In August 2018, Samsung launched its mobile payment app in South Africa following a brief early access period.
Samsung Pay is a payment app which is available for selected Samsung Galaxy smartphones, allowing users to make card payments with their phone instead of their physical bank cards.
The platform leverages a pair of useful technologies to facilitate these transactions – NFC and MST.
Currently, however, Samsung Pay only supports Standard Bank and Absa bank cards, leaving FNB, Nedbank, and Capitec customers to resort to other mobile payment apps or their cards.
Support for more banks
Speaking with MyBroadband, Samsung SA chief marketing officer Justin Hume previously said the company was working with more local banks to add support for the payment app.
“There are definitely plans to include support for other banks.
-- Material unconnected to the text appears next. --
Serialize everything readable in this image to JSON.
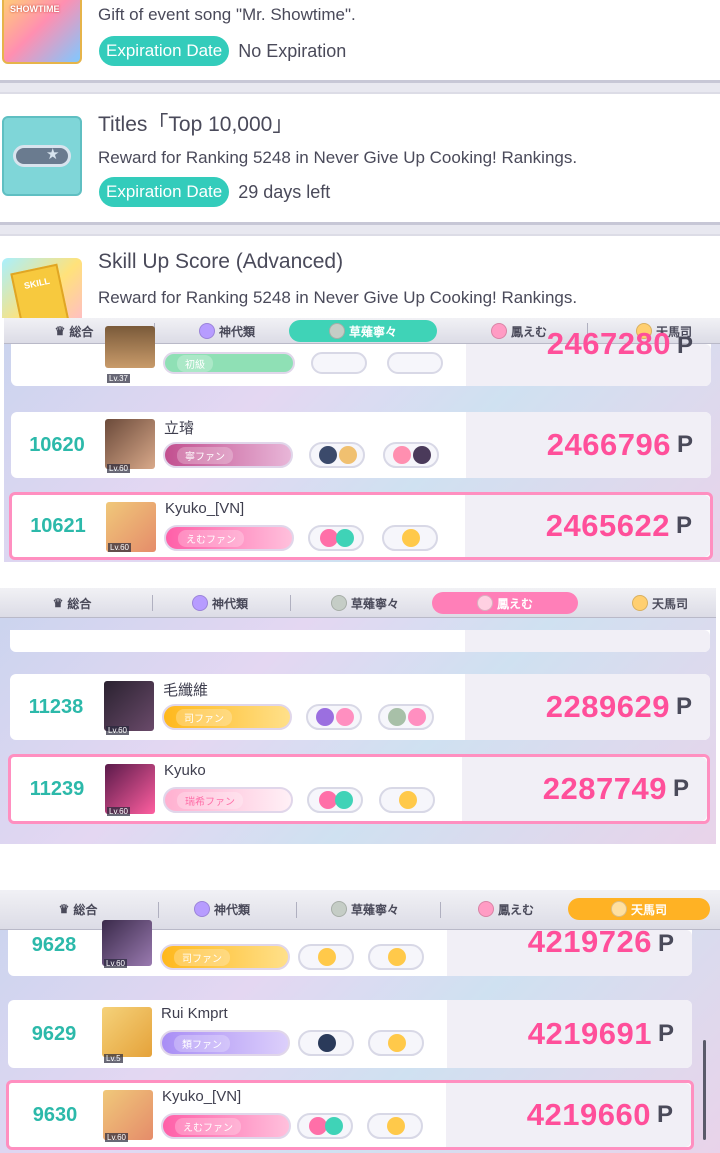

There are a number of banks that are in the development phase,” Hume said.
“Standard Bank and Absa were the first two who really saw the potential in Samsung Pay all those months and years ago,” he said.
Samsung has also implemented loyalty card support, with an ever-expanding range of supported loyalty cards which can be easily loaded into the app.
The company stated it is still working other banks, but did not provide further information.
“We can confirm that we are working with multiple other banks, but unfortunately we cannot disclose the launch dates for these banks,” said Samsung.
FNB in discussions with Samsung
Speaking in an interview with MyBroadband this morning, however, FNB Retail CEO Raj Makanjee confirmed the bank was discussing the implementation of Samsung Pay.
“We are currently talking with Samsung about how we can enable their ecosystem,” Makanjee said.
“When it comes to enabling Samsung Pay in the broader payments ecosystem using their MST technology, we are just evaluating the benefits of that versus the trade-off and risk, especially given the significant adoption of EMV and other technologies in South Africa.”
The bank has also seen improved adoption of its FNB Pay mobile app, which works on an NFC-based platform.
“Within our Android ecosystem, we have attained good adoption and it is growing,” Makanjee said.
“Certainly, as more contactless infrastructure comes to South Africa, enabling the ability to tap and pay, we will see even further rapid adoption.”